__Exercise aim__: Gather all lines in the data that hold the string "value".

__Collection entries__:
—————

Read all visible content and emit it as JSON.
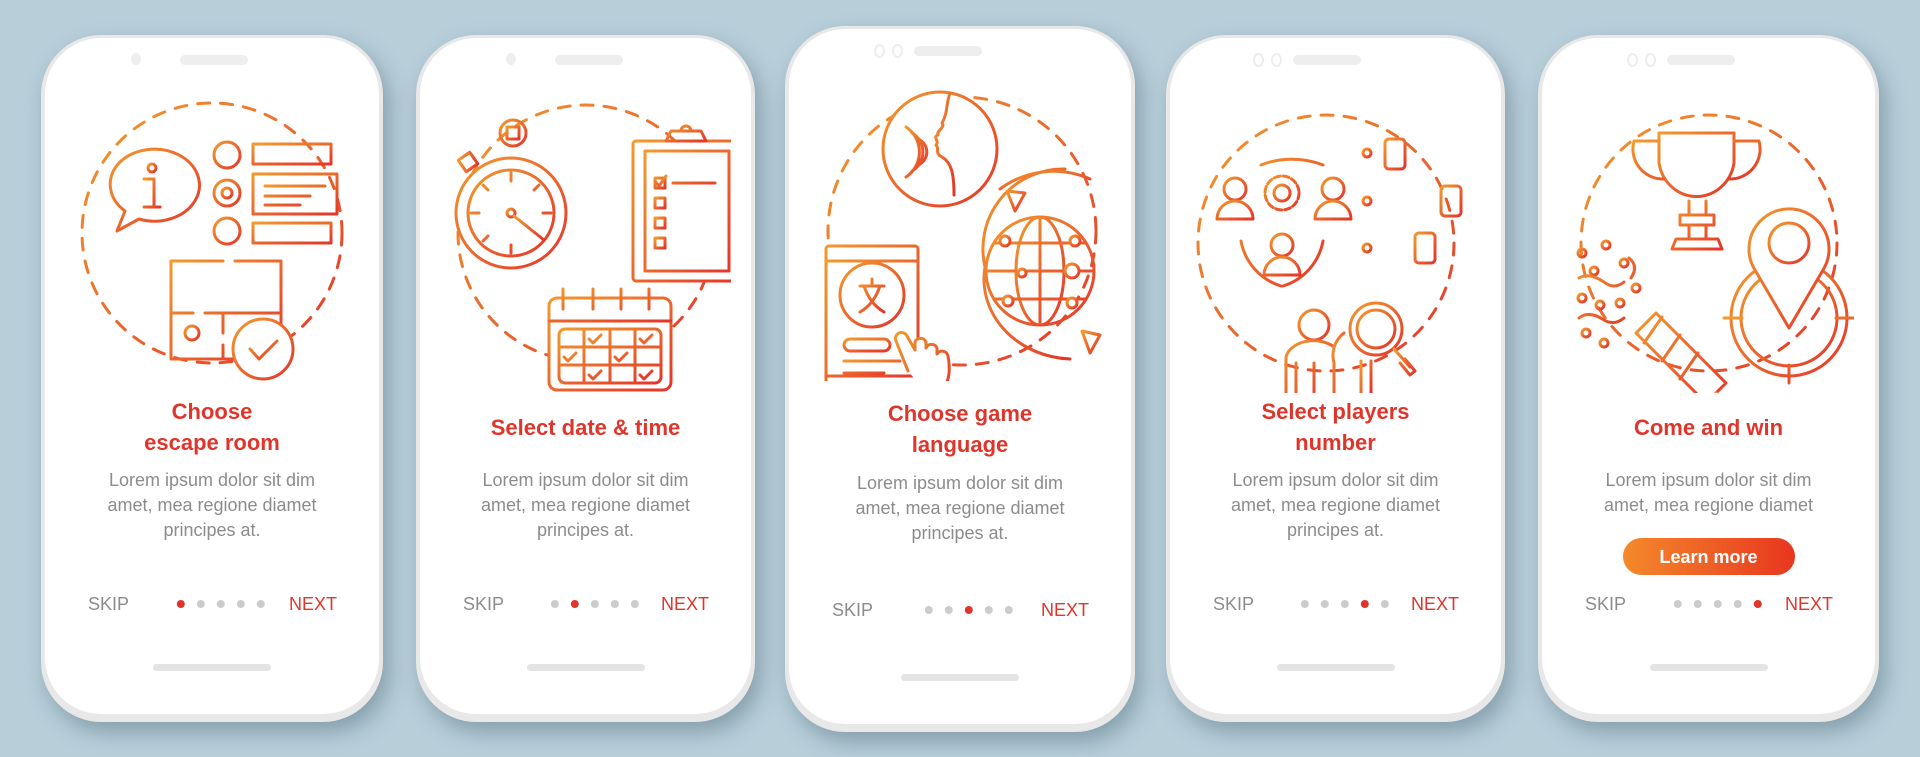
{
  "theme": {
    "background": "#b8cfda",
    "accent_red": "#e0352b",
    "accent_orange": "#f08a2c",
    "body_text": "#8c8c8c",
    "dot_inactive": "#cccccc"
  },
  "screens": [
    {
      "illustration": "escape-room-icon",
      "title_lines": [
        "Choose",
        "escape room"
      ],
      "body_lines": [
        "Lorem ipsum dolor sit dim",
        "amet, mea regione diamet",
        "principes at."
      ],
      "skip": "SKIP",
      "next": "NEXT",
      "active_dot": 1,
      "dot_count": 5
    },
    {
      "illustration": "date-time-icon",
      "title_lines": [
        "Select date & time"
      ],
      "body_lines": [
        "Lorem ipsum dolor sit dim",
        "amet, mea regione diamet",
        "principes at."
      ],
      "skip": "SKIP",
      "next": "NEXT",
      "active_dot": 2,
      "dot_count": 5
    },
    {
      "illustration": "game-language-icon",
      "title_lines": [
        "Choose game",
        "language"
      ],
      "body_lines": [
        "Lorem ipsum dolor sit dim",
        "amet, mea regione diamet",
        "principes at."
      ],
      "skip": "SKIP",
      "next": "NEXT",
      "active_dot": 3,
      "dot_count": 5
    },
    {
      "illustration": "players-number-icon",
      "title_lines": [
        "Select players",
        "number"
      ],
      "body_lines": [
        "Lorem ipsum dolor sit dim",
        "amet, mea regione diamet",
        "principes at."
      ],
      "skip": "SKIP",
      "next": "NEXT",
      "active_dot": 4,
      "dot_count": 5
    },
    {
      "illustration": "come-and-win-icon",
      "title_lines": [
        "Come and win"
      ],
      "body_lines": [
        "Lorem ipsum dolor sit dim",
        "amet, mea regione diamet"
      ],
      "button": "Learn more",
      "skip": "SKIP",
      "next": "NEXT",
      "active_dot": 5,
      "dot_count": 5
    }
  ]
}
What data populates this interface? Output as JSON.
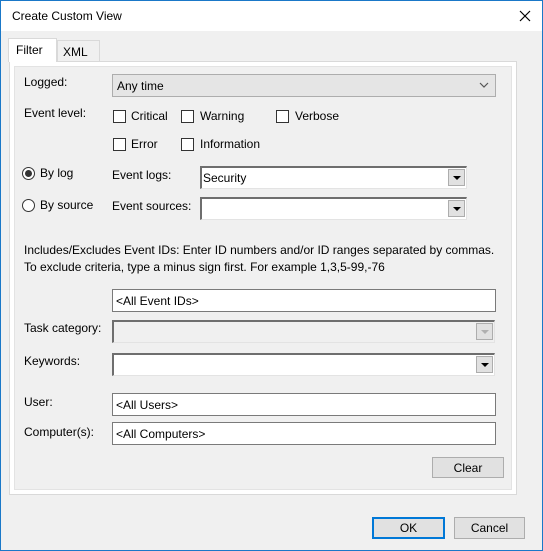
{
  "window": {
    "title": "Create Custom View",
    "close_icon": "close-icon"
  },
  "tabs": [
    {
      "label": "Filter",
      "active": true
    },
    {
      "label": "XML",
      "active": false
    }
  ],
  "filter": {
    "logged": {
      "label": "Logged:",
      "value": "Any time"
    },
    "event_level": {
      "label": "Event level:",
      "options": [
        {
          "label": "Critical",
          "checked": false
        },
        {
          "label": "Warning",
          "checked": false
        },
        {
          "label": "Verbose",
          "checked": false
        },
        {
          "label": "Error",
          "checked": false
        },
        {
          "label": "Information",
          "checked": false
        }
      ]
    },
    "by_log": {
      "label": "By log",
      "selected": true
    },
    "by_source": {
      "label": "By source",
      "selected": false
    },
    "event_logs": {
      "label": "Event logs:",
      "value": "Security"
    },
    "event_sources": {
      "label": "Event sources:",
      "value": ""
    },
    "event_ids_description": "Includes/Excludes Event IDs: Enter ID numbers and/or ID ranges separated by commas. To exclude criteria, type a minus sign first. For example 1,3,5-99,-76",
    "event_ids": {
      "value": "<All Event IDs>"
    },
    "task_category": {
      "label": "Task category:",
      "value": "",
      "disabled": true
    },
    "keywords": {
      "label": "Keywords:",
      "value": ""
    },
    "user": {
      "label": "User:",
      "value": "<All Users>"
    },
    "computers": {
      "label": "Computer(s):",
      "value": "<All Computers>"
    },
    "clear_label": "Clear"
  },
  "footer": {
    "ok_label": "OK",
    "cancel_label": "Cancel"
  }
}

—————

__Result of the task__:
      "value": "Any time"
      "value": "Security"
      "value": ""
      "value": "<All Event IDs>"
      "value": "",
      "value": ""
      "value": "<All Users>"
      "value": "<All Computers>"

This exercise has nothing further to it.